For each line in the records that contains "title", make a copy.

Recorded data:
⁂

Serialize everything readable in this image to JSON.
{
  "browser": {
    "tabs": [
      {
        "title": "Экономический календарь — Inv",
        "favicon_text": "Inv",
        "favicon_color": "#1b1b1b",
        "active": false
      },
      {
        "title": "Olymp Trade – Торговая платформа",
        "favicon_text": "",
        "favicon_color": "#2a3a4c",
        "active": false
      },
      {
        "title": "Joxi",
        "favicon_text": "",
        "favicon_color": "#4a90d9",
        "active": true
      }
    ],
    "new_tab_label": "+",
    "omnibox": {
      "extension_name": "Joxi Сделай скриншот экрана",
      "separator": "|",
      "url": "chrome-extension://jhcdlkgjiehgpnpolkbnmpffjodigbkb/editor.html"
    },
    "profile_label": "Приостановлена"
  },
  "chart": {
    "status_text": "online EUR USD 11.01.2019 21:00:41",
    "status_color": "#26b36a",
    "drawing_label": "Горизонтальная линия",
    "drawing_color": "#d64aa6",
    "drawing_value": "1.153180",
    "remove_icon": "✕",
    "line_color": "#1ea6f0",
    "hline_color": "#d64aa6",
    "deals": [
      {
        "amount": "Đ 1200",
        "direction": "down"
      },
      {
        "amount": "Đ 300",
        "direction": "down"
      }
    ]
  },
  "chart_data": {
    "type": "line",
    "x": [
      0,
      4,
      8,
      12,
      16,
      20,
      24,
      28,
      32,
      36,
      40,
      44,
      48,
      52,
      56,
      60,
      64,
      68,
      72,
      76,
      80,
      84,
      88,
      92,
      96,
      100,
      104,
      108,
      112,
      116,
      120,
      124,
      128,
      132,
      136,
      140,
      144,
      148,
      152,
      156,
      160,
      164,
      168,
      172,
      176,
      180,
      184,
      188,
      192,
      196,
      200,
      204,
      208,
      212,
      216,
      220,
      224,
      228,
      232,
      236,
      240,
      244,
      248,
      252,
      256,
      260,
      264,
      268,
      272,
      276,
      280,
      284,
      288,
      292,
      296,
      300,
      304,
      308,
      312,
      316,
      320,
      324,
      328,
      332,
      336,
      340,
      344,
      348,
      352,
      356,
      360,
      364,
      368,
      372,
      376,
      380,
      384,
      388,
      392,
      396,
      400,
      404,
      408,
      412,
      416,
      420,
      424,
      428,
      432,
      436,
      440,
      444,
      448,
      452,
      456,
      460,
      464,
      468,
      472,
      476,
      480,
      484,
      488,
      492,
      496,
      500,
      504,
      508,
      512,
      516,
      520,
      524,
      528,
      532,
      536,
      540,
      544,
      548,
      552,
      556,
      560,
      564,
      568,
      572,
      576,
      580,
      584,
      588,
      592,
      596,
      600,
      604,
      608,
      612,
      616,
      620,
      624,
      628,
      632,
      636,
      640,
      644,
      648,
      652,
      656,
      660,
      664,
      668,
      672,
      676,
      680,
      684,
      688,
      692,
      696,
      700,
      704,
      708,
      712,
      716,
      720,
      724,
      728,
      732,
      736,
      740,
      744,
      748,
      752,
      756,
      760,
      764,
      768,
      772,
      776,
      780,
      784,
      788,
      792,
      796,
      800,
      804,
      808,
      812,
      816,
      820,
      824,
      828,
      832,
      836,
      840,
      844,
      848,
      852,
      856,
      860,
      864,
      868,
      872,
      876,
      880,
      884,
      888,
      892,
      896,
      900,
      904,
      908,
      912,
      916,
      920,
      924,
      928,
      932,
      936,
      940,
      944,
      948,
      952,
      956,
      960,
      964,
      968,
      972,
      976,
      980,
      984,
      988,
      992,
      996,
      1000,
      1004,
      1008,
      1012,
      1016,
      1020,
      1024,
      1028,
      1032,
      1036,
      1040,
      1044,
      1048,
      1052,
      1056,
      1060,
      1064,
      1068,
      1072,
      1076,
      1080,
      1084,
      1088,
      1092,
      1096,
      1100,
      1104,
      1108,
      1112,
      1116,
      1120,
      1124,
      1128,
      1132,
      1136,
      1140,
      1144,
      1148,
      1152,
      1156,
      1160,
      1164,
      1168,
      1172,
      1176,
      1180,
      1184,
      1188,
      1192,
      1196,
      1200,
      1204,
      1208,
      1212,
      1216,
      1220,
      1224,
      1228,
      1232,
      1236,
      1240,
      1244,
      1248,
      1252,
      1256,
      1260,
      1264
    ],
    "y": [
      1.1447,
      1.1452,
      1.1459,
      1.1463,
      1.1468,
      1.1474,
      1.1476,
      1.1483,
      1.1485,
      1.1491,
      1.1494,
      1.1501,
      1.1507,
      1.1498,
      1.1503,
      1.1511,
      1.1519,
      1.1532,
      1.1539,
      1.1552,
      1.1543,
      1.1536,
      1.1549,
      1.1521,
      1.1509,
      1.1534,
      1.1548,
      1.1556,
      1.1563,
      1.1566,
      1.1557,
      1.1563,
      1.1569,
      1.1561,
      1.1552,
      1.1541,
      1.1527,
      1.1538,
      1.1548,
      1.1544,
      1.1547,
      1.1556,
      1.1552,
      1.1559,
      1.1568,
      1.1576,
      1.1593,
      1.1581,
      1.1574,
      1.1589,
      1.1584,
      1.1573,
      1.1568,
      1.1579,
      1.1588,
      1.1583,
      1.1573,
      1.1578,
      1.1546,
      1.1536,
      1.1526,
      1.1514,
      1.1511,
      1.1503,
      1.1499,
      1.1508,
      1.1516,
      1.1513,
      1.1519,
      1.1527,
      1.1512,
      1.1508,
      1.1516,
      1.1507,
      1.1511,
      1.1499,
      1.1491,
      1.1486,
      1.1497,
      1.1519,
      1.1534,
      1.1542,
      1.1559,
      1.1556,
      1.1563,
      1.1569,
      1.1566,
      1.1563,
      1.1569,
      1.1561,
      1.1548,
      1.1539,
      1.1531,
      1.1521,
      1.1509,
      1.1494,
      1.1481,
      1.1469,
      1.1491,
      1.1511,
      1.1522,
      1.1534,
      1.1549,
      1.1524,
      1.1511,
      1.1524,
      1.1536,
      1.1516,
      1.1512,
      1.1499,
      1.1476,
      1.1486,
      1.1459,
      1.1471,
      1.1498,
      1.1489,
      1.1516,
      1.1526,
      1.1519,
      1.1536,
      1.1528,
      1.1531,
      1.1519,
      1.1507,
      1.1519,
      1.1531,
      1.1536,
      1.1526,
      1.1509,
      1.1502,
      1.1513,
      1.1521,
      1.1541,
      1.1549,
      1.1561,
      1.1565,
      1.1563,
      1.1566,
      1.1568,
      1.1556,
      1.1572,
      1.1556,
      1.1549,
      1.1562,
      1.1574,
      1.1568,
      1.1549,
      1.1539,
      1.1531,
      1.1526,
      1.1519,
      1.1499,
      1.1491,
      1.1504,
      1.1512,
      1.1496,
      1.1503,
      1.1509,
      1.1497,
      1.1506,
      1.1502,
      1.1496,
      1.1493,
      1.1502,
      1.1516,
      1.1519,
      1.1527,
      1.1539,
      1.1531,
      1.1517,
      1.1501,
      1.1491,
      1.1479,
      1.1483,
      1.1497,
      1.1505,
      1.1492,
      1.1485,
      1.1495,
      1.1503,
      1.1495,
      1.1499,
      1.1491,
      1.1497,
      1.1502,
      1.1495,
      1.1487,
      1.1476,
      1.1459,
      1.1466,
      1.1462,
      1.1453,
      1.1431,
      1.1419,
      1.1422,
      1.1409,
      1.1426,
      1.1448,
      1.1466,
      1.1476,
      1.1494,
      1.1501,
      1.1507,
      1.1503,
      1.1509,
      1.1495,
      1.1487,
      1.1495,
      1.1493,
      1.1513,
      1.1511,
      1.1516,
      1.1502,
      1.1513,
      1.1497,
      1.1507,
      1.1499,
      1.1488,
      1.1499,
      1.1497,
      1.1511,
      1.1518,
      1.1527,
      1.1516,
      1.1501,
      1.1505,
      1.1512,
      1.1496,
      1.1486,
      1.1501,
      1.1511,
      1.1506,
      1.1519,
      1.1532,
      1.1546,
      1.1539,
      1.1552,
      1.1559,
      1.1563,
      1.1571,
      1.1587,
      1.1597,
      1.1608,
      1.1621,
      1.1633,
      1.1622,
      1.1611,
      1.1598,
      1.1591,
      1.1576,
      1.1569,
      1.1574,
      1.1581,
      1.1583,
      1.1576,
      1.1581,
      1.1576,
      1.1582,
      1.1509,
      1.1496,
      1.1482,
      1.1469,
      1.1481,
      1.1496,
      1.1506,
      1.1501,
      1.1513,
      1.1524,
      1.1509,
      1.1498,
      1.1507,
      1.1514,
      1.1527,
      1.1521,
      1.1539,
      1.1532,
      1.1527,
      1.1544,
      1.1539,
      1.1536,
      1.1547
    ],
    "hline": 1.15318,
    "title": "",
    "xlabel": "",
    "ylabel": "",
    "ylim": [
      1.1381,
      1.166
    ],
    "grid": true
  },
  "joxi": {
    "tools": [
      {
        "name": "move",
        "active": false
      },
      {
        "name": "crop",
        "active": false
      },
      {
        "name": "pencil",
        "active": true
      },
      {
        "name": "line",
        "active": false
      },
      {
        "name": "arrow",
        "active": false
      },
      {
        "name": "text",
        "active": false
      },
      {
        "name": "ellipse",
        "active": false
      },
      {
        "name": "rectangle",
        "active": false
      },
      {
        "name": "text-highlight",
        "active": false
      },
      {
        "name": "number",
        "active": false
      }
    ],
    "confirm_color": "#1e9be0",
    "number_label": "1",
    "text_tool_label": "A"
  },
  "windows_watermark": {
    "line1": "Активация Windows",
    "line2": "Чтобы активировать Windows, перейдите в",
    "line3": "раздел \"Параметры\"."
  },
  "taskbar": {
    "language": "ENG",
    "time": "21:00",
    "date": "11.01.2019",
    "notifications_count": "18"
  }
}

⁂

#### Answer section
        "title": "Экономический календарь — Inv",
        "title": "Olymp Trade – Торговая платформа",
        "title": "Joxi",
    "title": "",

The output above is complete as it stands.